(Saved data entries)
►

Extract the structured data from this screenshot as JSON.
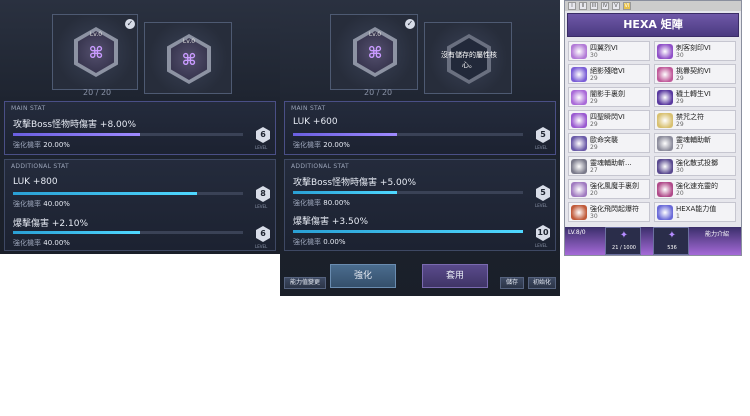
{
  "panel1": {
    "slot_lv": "Lv.0",
    "progress": "20 / 20",
    "main_label": "MAIN STAT",
    "main_stat": "攻擊Boss怪物時傷害 +8.00%",
    "main_rate": "強化機率",
    "main_rate_val": "20.00%",
    "main_level": "6",
    "main_fill": 0.55,
    "add_label": "ADDITIONAL STAT",
    "add1_stat": "LUK +800",
    "add1_rate": "強化機率",
    "add1_rate_val": "40.00%",
    "add1_level": "8",
    "add1_fill": 0.8,
    "add2_stat": "爆擊傷害 +2.10%",
    "add2_rate": "強化機率",
    "add2_rate_val": "40.00%",
    "add2_level": "6",
    "add2_fill": 0.55,
    "level_cap": "LEVEL"
  },
  "panel2": {
    "slot_lv": "Lv.0",
    "progress": "20 / 20",
    "empty_slot_text": "沒有儲存的屬性核心。",
    "main_label": "MAIN STAT",
    "main_stat": "LUK +600",
    "main_rate": "強化機率",
    "main_rate_val": "20.00%",
    "main_level": "5",
    "main_fill": 0.45,
    "add_label": "ADDITIONAL STAT",
    "add1_stat": "攻擊Boss怪物時傷害 +5.00%",
    "add1_rate": "強化機率",
    "add1_rate_val": "80.00%",
    "add1_level": "5",
    "add1_fill": 0.45,
    "add2_stat": "爆擊傷害 +3.50%",
    "add2_rate": "強化機率",
    "add2_rate_val": "0.00%",
    "add2_level": "10",
    "add2_fill": 1.0,
    "level_cap": "LEVEL",
    "buttons": {
      "enhance": "強化",
      "apply": "套用",
      "change_ability": "能力值變更",
      "save": "儲存",
      "reset": "初始化"
    }
  },
  "hexa": {
    "tabs": [
      "I",
      "II",
      "III",
      "IV",
      "V",
      "VI"
    ],
    "title": "HEXA 矩陣",
    "cells": [
      {
        "name": "四翼烈VI",
        "level": "30",
        "color": "#b27ad6"
      },
      {
        "name": "刺客刻印VI",
        "level": "30",
        "color": "#8f4fc7"
      },
      {
        "name": "絕影殘暗VI",
        "level": "29",
        "color": "#7a5ed6"
      },
      {
        "name": "挑釁契約VI",
        "level": "29",
        "color": "#c05a9a"
      },
      {
        "name": "闇影手裏劍",
        "level": "29",
        "color": "#a96ad8"
      },
      {
        "name": "穢土轉生VI",
        "level": "29",
        "color": "#5a3aa0"
      },
      {
        "name": "四聖瞬閃VI",
        "level": "29",
        "color": "#9a5ad0"
      },
      {
        "name": "禁咒之符",
        "level": "29",
        "color": "#d8c070"
      },
      {
        "name": "歐命突襲",
        "level": "29",
        "color": "#6a5aa8"
      },
      {
        "name": "靈魂輔助斬",
        "level": "27",
        "color": "#8c8c9c"
      },
      {
        "name": "靈魂輔助斬...",
        "level": "27",
        "color": "#7a7a8a"
      },
      {
        "name": "強化散式投擲",
        "level": "30",
        "color": "#5a4a90"
      },
      {
        "name": "強化風魔手裏劍",
        "level": "20",
        "color": "#a07ac0"
      },
      {
        "name": "強化速充靈的",
        "level": "20",
        "color": "#b04a8a"
      },
      {
        "name": "強化飛閃起爆符",
        "level": "30",
        "color": "#c05a3a"
      },
      {
        "name": "HEXA能力值",
        "level": "1",
        "color": "#6a6ad8"
      }
    ],
    "fragment_count": "21 / 1000",
    "fragment_count2": "536",
    "bottom_left": "LV.8/0",
    "bottom_right": "能力介紹"
  }
}
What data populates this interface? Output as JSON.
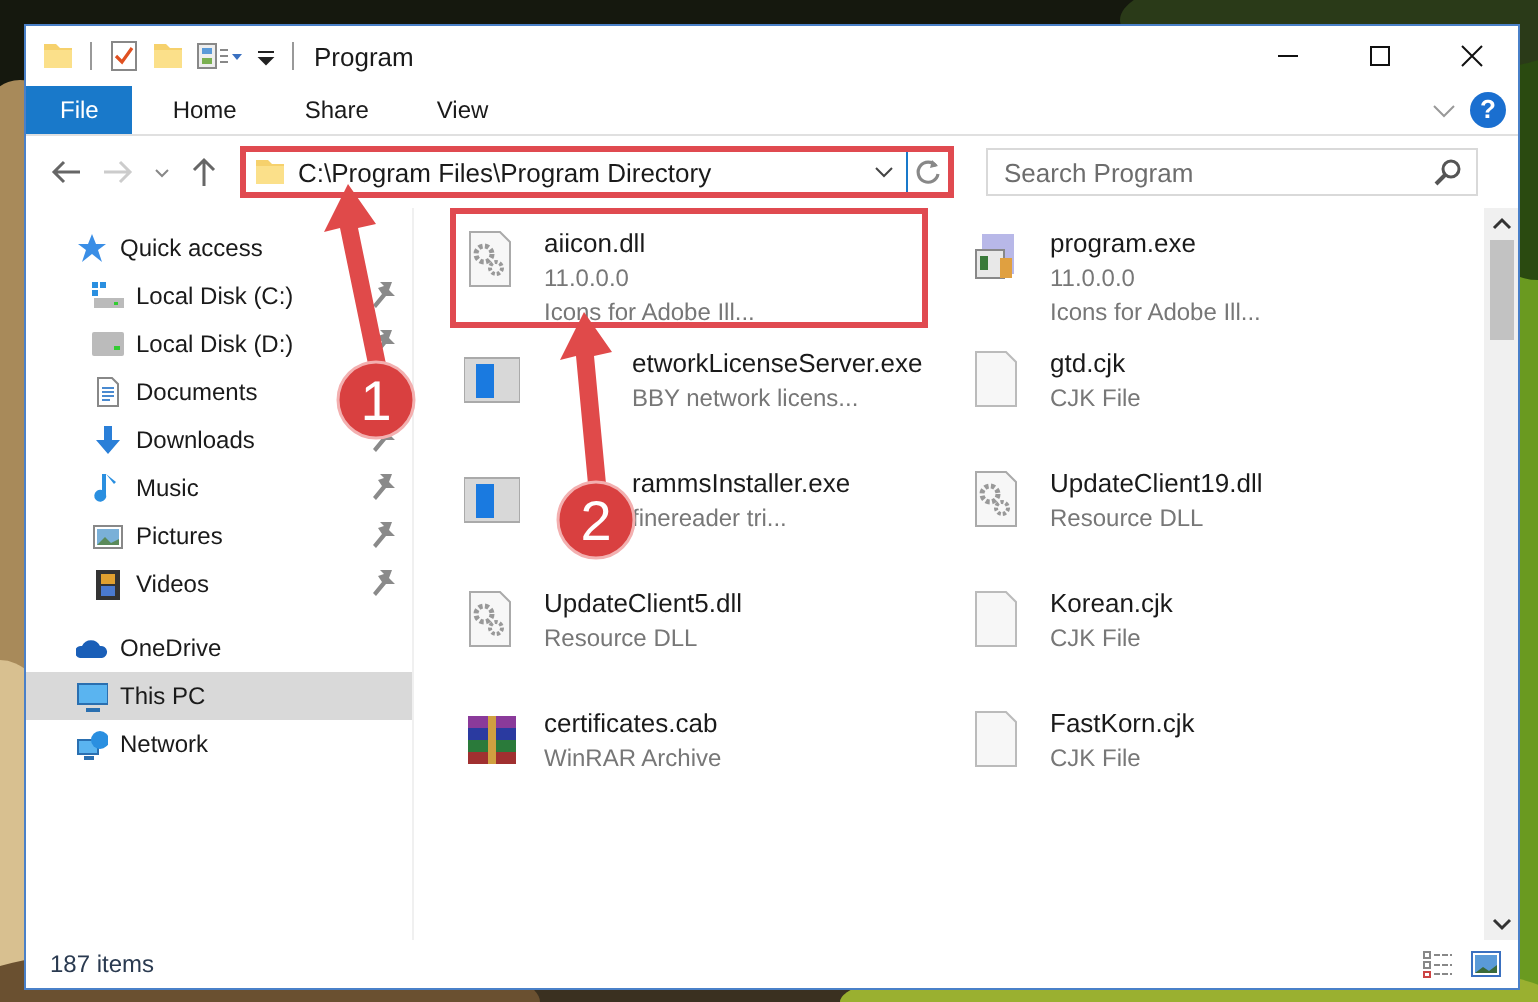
{
  "window": {
    "title": "Program"
  },
  "ribbon_tabs": [
    {
      "label": "File",
      "kind": "file"
    },
    {
      "label": "Home",
      "kind": "tab"
    },
    {
      "label": "Share",
      "kind": "tab"
    },
    {
      "label": "View",
      "kind": "tab"
    }
  ],
  "help_button": {
    "label": "?"
  },
  "address_bar": {
    "value": "C:\\Program Files\\Program Directory",
    "highlighted": true
  },
  "search": {
    "placeholder": "Search Program"
  },
  "sidebar": {
    "items": [
      {
        "label": "Quick access",
        "kind": "star",
        "selected": false,
        "children": [
          {
            "label": "Local Disk (C:)",
            "kind": "disk-c",
            "pinned": true,
            "selected": false
          },
          {
            "label": "Local Disk (D:)",
            "kind": "disk",
            "pinned": true,
            "selected": false
          },
          {
            "label": "Documents",
            "kind": "documents",
            "selected": false
          },
          {
            "label": "Downloads",
            "kind": "downloads",
            "pinned": true,
            "selected": false
          },
          {
            "label": "Music",
            "kind": "music",
            "pinned": true,
            "selected": false
          },
          {
            "label": "Pictures",
            "kind": "pictures",
            "pinned": true,
            "selected": false
          },
          {
            "label": "Videos",
            "kind": "videos",
            "pinned": true,
            "selected": false
          }
        ]
      },
      {
        "label": "OneDrive",
        "kind": "cloud",
        "selected": false
      },
      {
        "label": "This PC",
        "kind": "pc",
        "selected": true
      },
      {
        "label": "Network",
        "kind": "network",
        "selected": false
      }
    ]
  },
  "files": [
    {
      "name": "aiicon.dll",
      "lines": [
        "11.0.0.0",
        "Icons for Adobe Ill..."
      ],
      "kind": "dll",
      "highlighted": true
    },
    {
      "name": "program.exe",
      "lines": [
        "11.0.0.0",
        "Icons for Adobe Ill..."
      ],
      "kind": "setup",
      "highlighted": false
    },
    {
      "name": "etworkLicenseServer.exe",
      "lines": [
        "BBY network licens..."
      ],
      "kind": "app",
      "highlighted": false,
      "partly_covered": true
    },
    {
      "name": "gtd.cjk",
      "lines": [
        "CJK File"
      ],
      "kind": "blank",
      "highlighted": false
    },
    {
      "name": "rammsInstaller.exe",
      "lines": [
        "finereader tri..."
      ],
      "kind": "app",
      "highlighted": false,
      "partly_covered": true
    },
    {
      "name": "UpdateClient19.dll",
      "lines": [
        "Resource DLL"
      ],
      "kind": "dll",
      "highlighted": false
    },
    {
      "name": "UpdateClient5.dll",
      "lines": [
        "Resource DLL"
      ],
      "kind": "dll",
      "highlighted": false
    },
    {
      "name": "Korean.cjk",
      "lines": [
        "CJK File"
      ],
      "kind": "blank",
      "highlighted": false
    },
    {
      "name": "certificates.cab",
      "lines": [
        "WinRAR Archive"
      ],
      "kind": "archive",
      "highlighted": false
    },
    {
      "name": "FastKorn.cjk",
      "lines": [
        "CJK File"
      ],
      "kind": "blank",
      "highlighted": false
    }
  ],
  "status_bar": {
    "text": "187 items"
  },
  "annotations": [
    {
      "label": "1"
    },
    {
      "label": "2"
    }
  ]
}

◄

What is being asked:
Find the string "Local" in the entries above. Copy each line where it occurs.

Output for this exercise:
            "label": "Local Disk (C:)",
            "label": "Local Disk (D:)",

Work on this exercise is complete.